  The carbon is then removed by screening, across a carbon screen, allowing the liquid and finely ground ore ( mesh) to pass through easily, and retaining the carbon on the screen. The carbon is then generally subjected to a heated solution ( deg to deg F) of (1%) sodium hydroxide and (%) cyanide and the gold is re-dissolved and   Improving the process performance of gold cyanide leaching reactors 3 literature (Equation [1]) shows that k L a is a function of mixing power intensity (P/V) and superficial gas velocity v s. The coefficients A, B, and C are reactor- and ://   nature of the pulp a certain amount of degradation of carbon takes place within the adsorption section. Carbon fines that are produced by abrasion pass through the inter-stage screens and move co-current with the pulp down the adsorption cascade. The barren pulp is screened at – mm to recover undersize carbon. Tailings are pumped to a In both processes the activated carbon is moved from one tank to another in countercurrent with the ore pulp until the recovery of the loaded carbon in the first tank. This paper presents a dynamic model that describes, with minor changes, the carbon-in-leach, the carbon-in-pulp, and the gold leaching ?script=sci_arttext&pid=S
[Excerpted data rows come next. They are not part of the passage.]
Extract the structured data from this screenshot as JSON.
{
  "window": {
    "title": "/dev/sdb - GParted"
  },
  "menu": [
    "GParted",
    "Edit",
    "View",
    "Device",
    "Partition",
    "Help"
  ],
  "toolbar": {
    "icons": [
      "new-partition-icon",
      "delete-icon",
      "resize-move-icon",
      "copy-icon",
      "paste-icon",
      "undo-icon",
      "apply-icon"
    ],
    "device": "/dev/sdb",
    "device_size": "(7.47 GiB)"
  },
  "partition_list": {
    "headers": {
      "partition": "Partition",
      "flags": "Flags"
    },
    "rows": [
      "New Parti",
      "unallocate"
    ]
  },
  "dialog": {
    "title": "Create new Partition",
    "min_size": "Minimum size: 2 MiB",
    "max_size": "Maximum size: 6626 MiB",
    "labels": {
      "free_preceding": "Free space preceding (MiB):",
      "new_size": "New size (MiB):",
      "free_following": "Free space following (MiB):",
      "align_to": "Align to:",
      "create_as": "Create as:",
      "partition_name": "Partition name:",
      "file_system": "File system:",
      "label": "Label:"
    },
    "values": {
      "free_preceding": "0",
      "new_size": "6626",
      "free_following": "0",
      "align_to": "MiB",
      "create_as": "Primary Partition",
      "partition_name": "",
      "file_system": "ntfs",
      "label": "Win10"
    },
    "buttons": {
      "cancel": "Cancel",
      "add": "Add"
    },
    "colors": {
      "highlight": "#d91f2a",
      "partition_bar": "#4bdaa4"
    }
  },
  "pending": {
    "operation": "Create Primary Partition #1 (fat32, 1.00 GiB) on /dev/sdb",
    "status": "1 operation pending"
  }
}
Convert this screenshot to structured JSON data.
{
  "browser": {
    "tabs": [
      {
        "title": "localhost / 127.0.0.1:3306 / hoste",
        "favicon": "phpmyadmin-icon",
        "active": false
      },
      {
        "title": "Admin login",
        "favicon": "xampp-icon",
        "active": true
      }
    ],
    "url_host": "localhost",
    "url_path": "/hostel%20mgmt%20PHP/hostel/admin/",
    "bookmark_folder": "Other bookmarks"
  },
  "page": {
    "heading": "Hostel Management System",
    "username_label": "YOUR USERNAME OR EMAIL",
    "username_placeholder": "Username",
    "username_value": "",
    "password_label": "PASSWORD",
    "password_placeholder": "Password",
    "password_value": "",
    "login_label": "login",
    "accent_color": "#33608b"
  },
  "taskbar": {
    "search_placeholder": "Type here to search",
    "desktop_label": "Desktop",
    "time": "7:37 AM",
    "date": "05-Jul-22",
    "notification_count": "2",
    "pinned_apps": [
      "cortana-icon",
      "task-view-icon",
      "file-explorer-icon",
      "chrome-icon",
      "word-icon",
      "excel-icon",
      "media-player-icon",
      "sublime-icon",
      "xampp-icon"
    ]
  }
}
The introduction of activated carbon to recover gold from cyanide leach solutions in the last quarter of the 20th century had a breakthrough impact on the economics of gold ore processing, as the world gold industry entered a period of unparalleled expansion following the deregulation of Carbon-in-pulp silver adsorption from cyanide leach slurries of a silver ore / In a typical gold processing plant, gold is extracted from ore using an aerated alkaline cyanide solution and recovered from the solution by activated carbon (AC) through carbon in pulp (CIP) or   adsorption onto activated carbon, these effects include competing metal-cyanide complexes, preg-robbing and the mineralogy of the ore. This thesis considers these areas from an experimental and modelling viewpoint. In this research it is shown that a variety of metal-cyanide species can be used to leach gold from certain refractory ://